For a long time, your horn was the only way to warn another vehicle that it was getting too close to yours. Fortunately, car manufacturers have equipped their products with technology to help prevent accidents when honking the horn won’t suffice. Between automatic braking, blind spot detection, rear- and front-view cameras and more, vehicles have never been safer than they are today. In many ways, the future of car safety is already here.
That does not mean vehicles cannot be even safer, however. Most current car safety features alert the driver of potential dangers—they’re swerving out of their lane, a car just stopped suddenly in front of them, etc. Today, the United States Department of Transportation (USDOT) is working on technology that will allow vehicles to talk to each other to help minimize car accidents and supplement the current vehicle safety features. This future technology is known as Vehicle-to-Vehicle (V2V) communication.
How will vehicle-to-vehicle communication work?
V2V communication, also known as connected vehicle technology, is a system that will let cars wirelessly “talk” to each other and share information about their speed, location and direction. With V2V, vehicles can send and receive omni-directional messages up to 10 times per second. These messages can detect dangers that weather, terrain and traffic typically obscure. This communication makes vehicles aware of other nearby cars from a 360-degree perspective. V2V-enabled cars can take the messages they get from other cars to predict collisions and alert drivers so they can avoid them.
Additionally, V2V communication can enhance existing crash avoidance systems that rely on radar and cameras to detect potential accidents. V2V isn’t meant to help drivers survive a car accident, but rather avoid it. V2V communication could prevent 615,000 car accidents and save more than 1,300 lives, according to the National Highway Traffic Safety Administration (NHTSA).
Current, but once deemed futuristic, vehicle advanced safety systems
There’s no date for when connected vehicle technology will be in a majority of vehicles, but fortunately there are numerous ways for us to avoid accidents besides leaning on our car horn. Here is a closer look at some of the existing car safety features to consider when you look for your next vehicle, until V2V communication enters the mainstream:
Adaptive Cruise Control (ACC)
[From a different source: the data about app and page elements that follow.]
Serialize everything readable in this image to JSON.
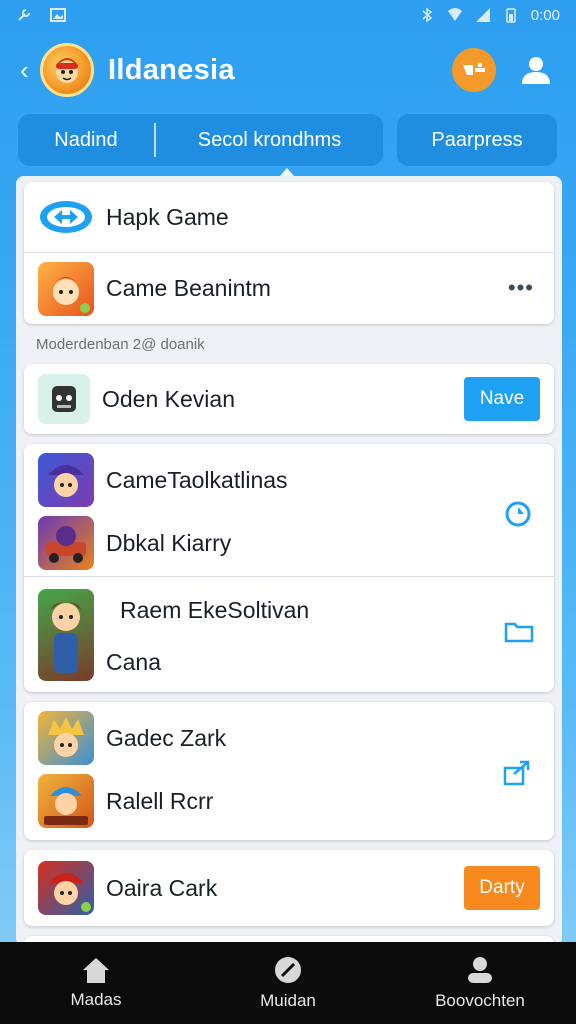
{
  "status_bar": {
    "time": "0:00",
    "left_icons": [
      "wrench-icon",
      "image-icon"
    ],
    "right_icons": [
      "bluetooth-icon",
      "wifi-icon",
      "signal-icon",
      "battery-icon"
    ]
  },
  "header": {
    "title": "Ildanesia",
    "back_icon": "back-arrow-icon",
    "action_icons": [
      "game-controller-icon",
      "user-icon"
    ]
  },
  "tabs": [
    {
      "label": "Nadind"
    },
    {
      "label": "Secol krondhms"
    },
    {
      "label": "Paarpress"
    }
  ],
  "cards": {
    "top": [
      {
        "label": "Hapk Game",
        "icon": "link-logo-icon"
      },
      {
        "label": "Came Beanintm",
        "icon": "game-avatar-icon",
        "action": "more-dots-icon"
      }
    ],
    "section_label": "Moderdenban 2@ doanik",
    "featured": {
      "label": "Oden Kevian",
      "button": "Nave",
      "icon": "robot-icon"
    },
    "group_a": [
      {
        "label": "CameTaolkatlinas"
      },
      {
        "label": "Dbkal Kiarry"
      }
    ],
    "group_b": [
      {
        "label": "Raem EkeSoltivan"
      },
      {
        "label": "Cana"
      }
    ],
    "group_c": [
      {
        "label": "Gadec Zark"
      },
      {
        "label": "Ralell Rcrr"
      }
    ],
    "last": {
      "label": "Oaira Cark",
      "button": "Darty"
    }
  },
  "colors": {
    "accent_blue": "#1ea1f2",
    "accent_orange": "#f7891f",
    "header_bg": "#2d9ef0"
  },
  "bottom_nav": [
    {
      "label": "Madas",
      "icon": "home-icon"
    },
    {
      "label": "Muidan",
      "icon": "compass-icon"
    },
    {
      "label": "Boovochten",
      "icon": "profile-icon"
    }
  ]
}
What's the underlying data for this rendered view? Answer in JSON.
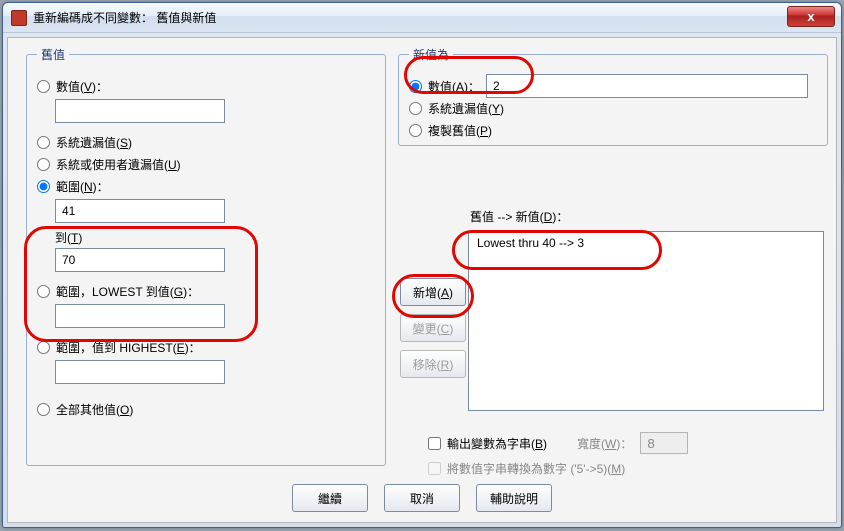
{
  "window": {
    "title": "重新編碼成不同變數： 舊值與新值",
    "close": "x"
  },
  "old": {
    "legend": "舊值",
    "value_label_pre": "數值(",
    "value_key": "V",
    "value_label_post": ")：",
    "value": "",
    "sysmis_pre": "系統遺漏值(",
    "sysmis_key": "S",
    "sysmis_post": ")",
    "usermis_pre": "系統或使用者遺漏值(",
    "usermis_key": "U",
    "usermis_post": ")",
    "range_pre": "範圍(",
    "range_key": "N",
    "range_post": ")：",
    "range_from": "41",
    "range_to_label_pre": "到(",
    "range_to_key": "T",
    "range_to_label_post": ")",
    "range_to": "70",
    "range_low_pre": "範圍，LOWEST 到值(",
    "range_low_key": "G",
    "range_low_post": ")：",
    "range_low": "",
    "range_high_pre": "範圍，值到 HIGHEST(",
    "range_high_key": "E",
    "range_high_post": ")：",
    "range_high": "",
    "all_other_pre": "全部其他值(",
    "all_other_key": "O",
    "all_other_post": ")"
  },
  "new": {
    "legend": "新值為",
    "value_label_pre": "數值(",
    "value_key": "A",
    "value_label_post": ")：",
    "value": "2",
    "sysmis_pre": "系統遺漏值(",
    "sysmis_key": "Y",
    "sysmis_post": ")",
    "copy_pre": "複製舊值(",
    "copy_key": "P",
    "copy_post": ")"
  },
  "mapping": {
    "label_pre": "舊值 --> 新值(",
    "label_key": "D",
    "label_post": ")：",
    "items": [
      "Lowest thru 40 --> 3"
    ]
  },
  "buttons": {
    "add_pre": "新增(",
    "add_key": "A",
    "add_post": ")",
    "change_pre": "變更(",
    "change_key": "C",
    "change_post": ")",
    "remove_pre": "移除(",
    "remove_key": "R",
    "remove_post": ")"
  },
  "output": {
    "string_pre": "輸出變數為字串(",
    "string_key": "B",
    "string_post": ")",
    "width_pre": "寬度(",
    "width_key": "W",
    "width_post": ")：",
    "width_value": "8",
    "convert_pre": "將數值字串轉換為數字 ('5'->5)(",
    "convert_key": "M",
    "convert_post": ")"
  },
  "dlg": {
    "continue": "繼續",
    "cancel": "取消",
    "help": "輔助說明"
  }
}
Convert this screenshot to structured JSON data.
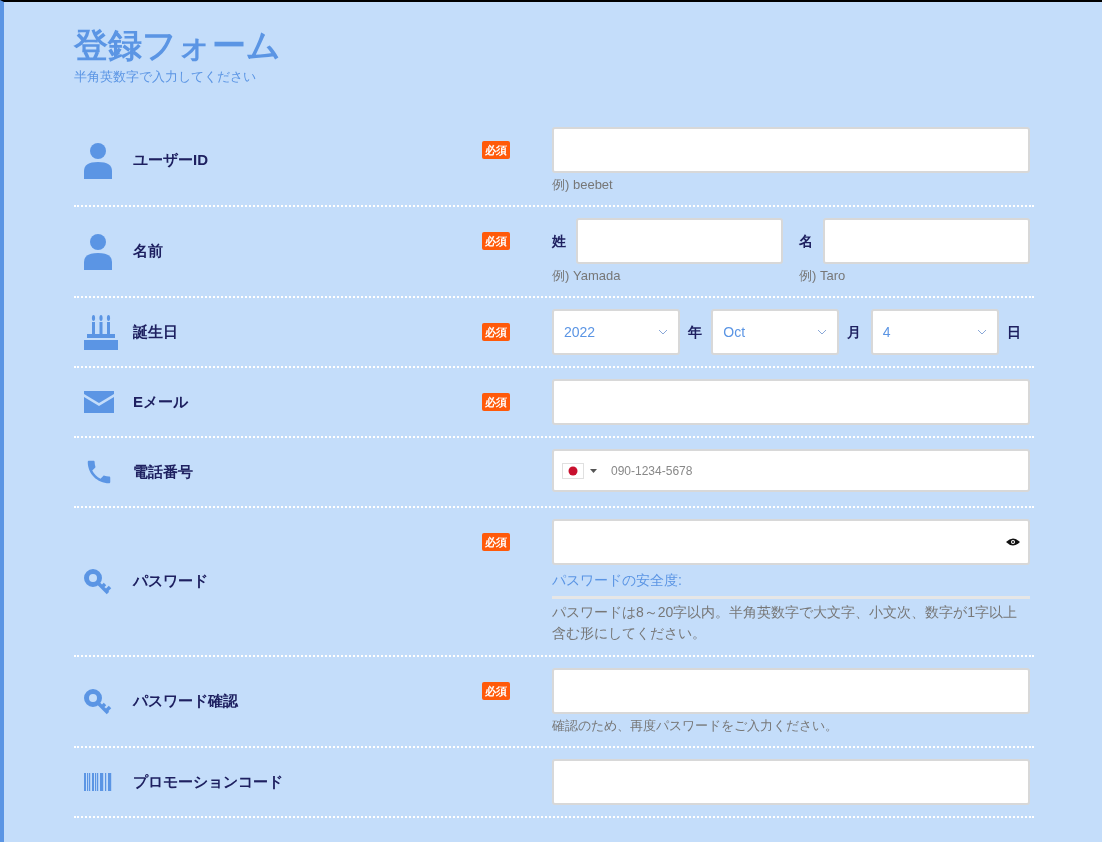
{
  "header": {
    "title": "登録フォーム",
    "subtitle": "半角英数字で入力してください"
  },
  "rows": [
    {
      "kind": "userid",
      "label": "ユーザーID",
      "badge": "必須",
      "hint": "例) beebet"
    },
    {
      "kind": "name",
      "label": "名前",
      "badge": "必須",
      "parts": [
        {
          "label": "姓",
          "hint": "例) Yamada"
        },
        {
          "label": "名",
          "hint": "例) Taro"
        }
      ]
    },
    {
      "kind": "date",
      "label": "誕生日",
      "badge": "必須",
      "selects": [
        {
          "value": "2022",
          "unit": "年"
        },
        {
          "value": "Oct",
          "unit": "月"
        },
        {
          "value": "4",
          "unit": "日"
        }
      ]
    },
    {
      "kind": "email",
      "label": "Eメール",
      "badge": "必須"
    },
    {
      "kind": "phone",
      "label": "電話番号",
      "placeholder": "090-1234-5678"
    },
    {
      "kind": "password",
      "label": "パスワード",
      "badge": "必須",
      "strength": {
        "label": "パスワードの安全度:",
        "level": 0
      },
      "hint": "パスワードは8～20字以内。半角英数字で大文字、小文次、数字が1字以上含む形にしてください。"
    },
    {
      "kind": "confirm",
      "label": "パスワード確認",
      "badge": "必須",
      "hint": "確認のため、再度パスワードをご入力ください。"
    },
    {
      "kind": "code",
      "label": "プロモーションコード"
    }
  ]
}
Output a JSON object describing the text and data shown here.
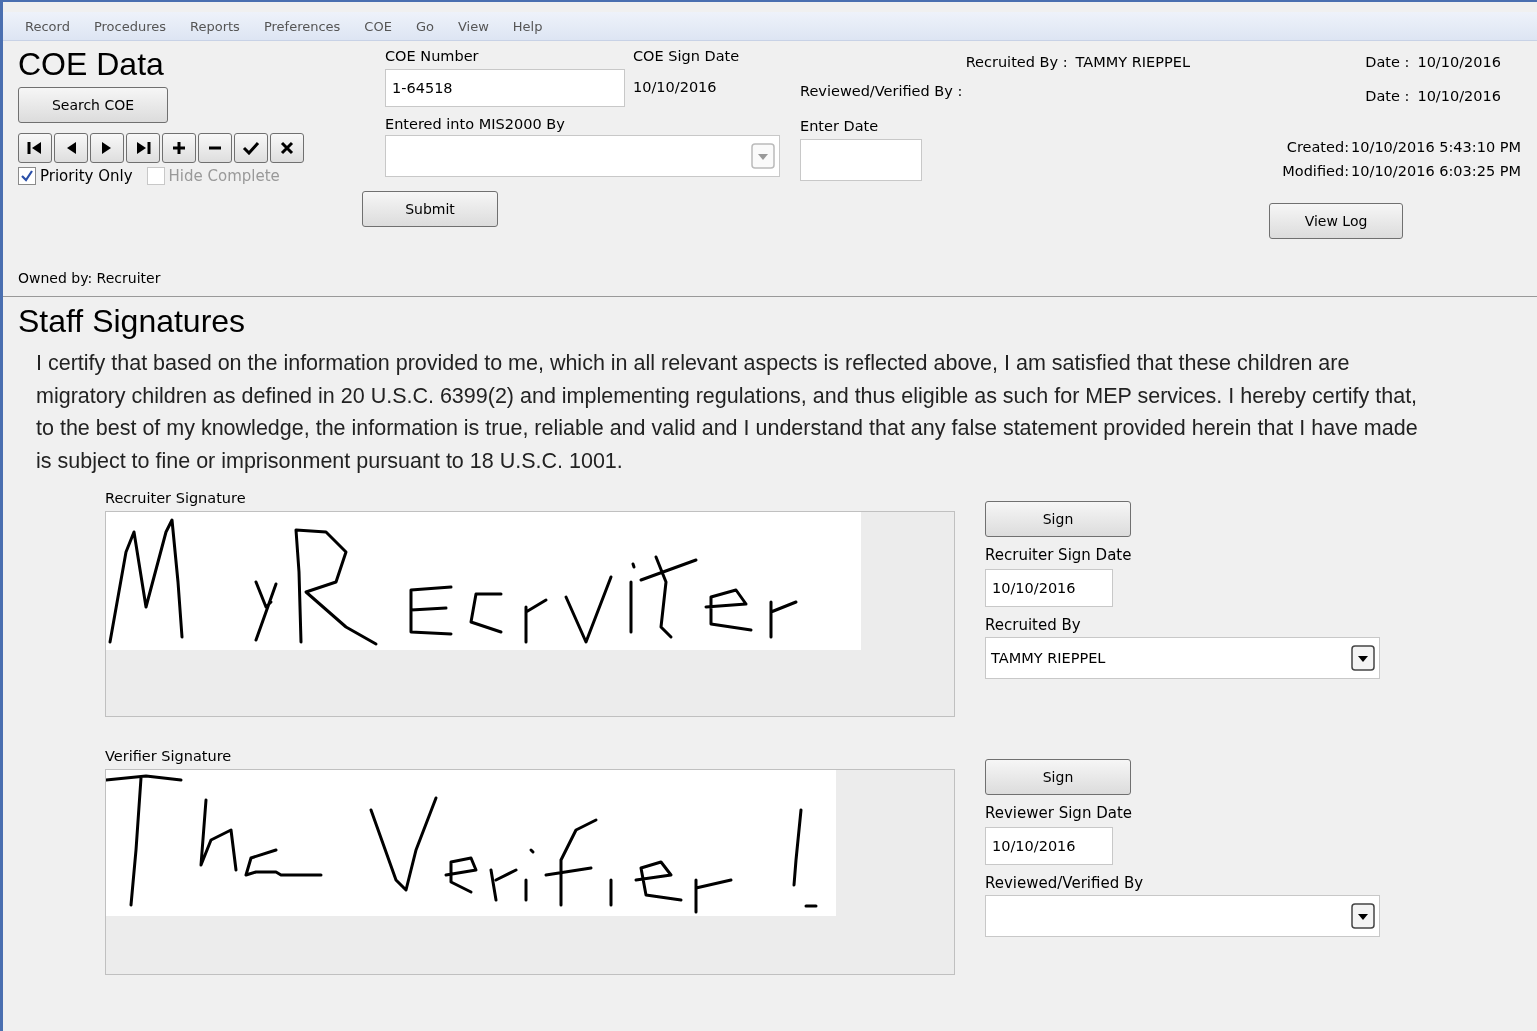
{
  "menu": [
    "Record",
    "Procedures",
    "Reports",
    "Preferences",
    "COE",
    "Go",
    "View",
    "Help"
  ],
  "header": {
    "title": "COE Data",
    "search_button": "Search COE",
    "nav_buttons": [
      {
        "kind": "first"
      },
      {
        "kind": "prev"
      },
      {
        "kind": "next"
      },
      {
        "kind": "last"
      },
      {
        "kind": "add"
      },
      {
        "kind": "remove"
      },
      {
        "kind": "confirm"
      },
      {
        "kind": "cancel"
      }
    ],
    "filters": [
      {
        "label": "Priority Only",
        "checked": true,
        "disabled": false
      },
      {
        "label": "Hide Complete",
        "checked": false,
        "disabled": true
      }
    ],
    "owned_by": "Owned by: Recruiter"
  },
  "coe_number": {
    "label": "COE Number",
    "value": "1-64518"
  },
  "coe_sign_date": {
    "label": "COE Sign Date",
    "value": "10/10/2016"
  },
  "entered_into": {
    "label": "Entered into MIS2000 By"
  },
  "submit_button": "Submit",
  "recruited_by": {
    "label": "Recruited By :",
    "value": "TAMMY RIEPPEL"
  },
  "reviewed_by": {
    "label": "Reviewed/Verified By :"
  },
  "enter_date": {
    "label": "Enter Date"
  },
  "dates": [
    {
      "label": "Date :",
      "value": "10/10/2016"
    },
    {
      "label": "Date :",
      "value": "10/10/2016"
    }
  ],
  "created": {
    "label": "Created:",
    "value": "10/10/2016 5:43:10 PM"
  },
  "modified": {
    "label": "Modified:",
    "value": "10/10/2016 6:03:25 PM"
  },
  "view_log_button": "View Log",
  "section_title": "Staff Signatures",
  "certification": "I certify that based on the information provided to me, which in all relevant aspects is reflected above, I am satisfied that these children are migratory children as defined in 20 U.S.C. 6399(2) and implementing regulations, and thus eligible as such for MEP services.  I hereby certify that, to the best of my knowledge, the information is true, reliable and valid and I understand that any false statement provided herein that I have made is subject to fine or imprisonment pursuant to 18 U.S.C. 1001.",
  "signatures": [
    {
      "kind": "recruiter",
      "label": "Recruiter Signature",
      "sign_button": "Sign",
      "date_label": "Recruiter Sign Date",
      "date_value": "10/10/2016",
      "by_label": "Recruited By",
      "by_value": "TAMMY RIEPPEL"
    },
    {
      "kind": "verifier",
      "label": "Verifier Signature",
      "sign_button": "Sign",
      "date_label": "Reviewer Sign Date",
      "date_value": "10/10/2016",
      "by_label": "Reviewed/Verified By"
    }
  ]
}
This warning system is ideal for when you’re stuck in stop-and-go traffic. It helps with accelerating and braking to keep you a safe distance from the vehicle in front of you. ACC uses your vehicle’s radar and cameras to change your set cruising speed if it detects a slower car in front of you. Advanced versions of ACC will stop the vehicle completely if the one in front of it stops, and will start again when traffic gets going.
This system works similarly to ACC in that it uses radar and cameras to look out for slow or stopped traffic. FWC alerts the driver to hit their brakes because there’s a potential collision ahead. Some vehicles will stop on their own if the driver does not step on their brake in time.
Cell phone use in the car is not the only form of distracted driving—driving if you’re tired counts, too. Driver-attention monitors use sensors to track your vehicle’s movements as well as the number of steering corrections to see if you’re paying attention, using your phone or falling asleep. The system will send an alert encouraging you to pull over and take a break. New systems use a driver-facing camera to pick up signs of fatigue.
Car manufacturers are expected to also use facial recognition software to measure drivers’ alertness and graduate the warning from an audible or visual alert to parts of the driver’s seat vibrating.
This feature is often found in more luxury car brands, but is likely to find its way to the mainstream soon. Night vision uses forward-facing cameras to find pedestrian, animals or other vehicles—anything a driver would have difficulty seeing in the dark. If the night vision sensor sees something, an image of what’s ahead will appear on the vehicle’s display screen. The driver might also get an audible alert depending on their vehicle and the system.
Safety Exit Assist
Children, and sometimes adults too, can open their car door before looking to see what might be outside. The safety exit assist will temporarily prevent the car’s back door from opening when it senses some is coming up from behind it, like another car or cyclist. It’s similar to the blind spot monitoring system that’s found on lot of new vehicle models.
If you’re shopping for a new vehicle that contains some of these features, or a car in general, be sure to visit the GEICO Car Buying Service (Powered by TrueCar) to compare features and pricing information.
By Joe Dyton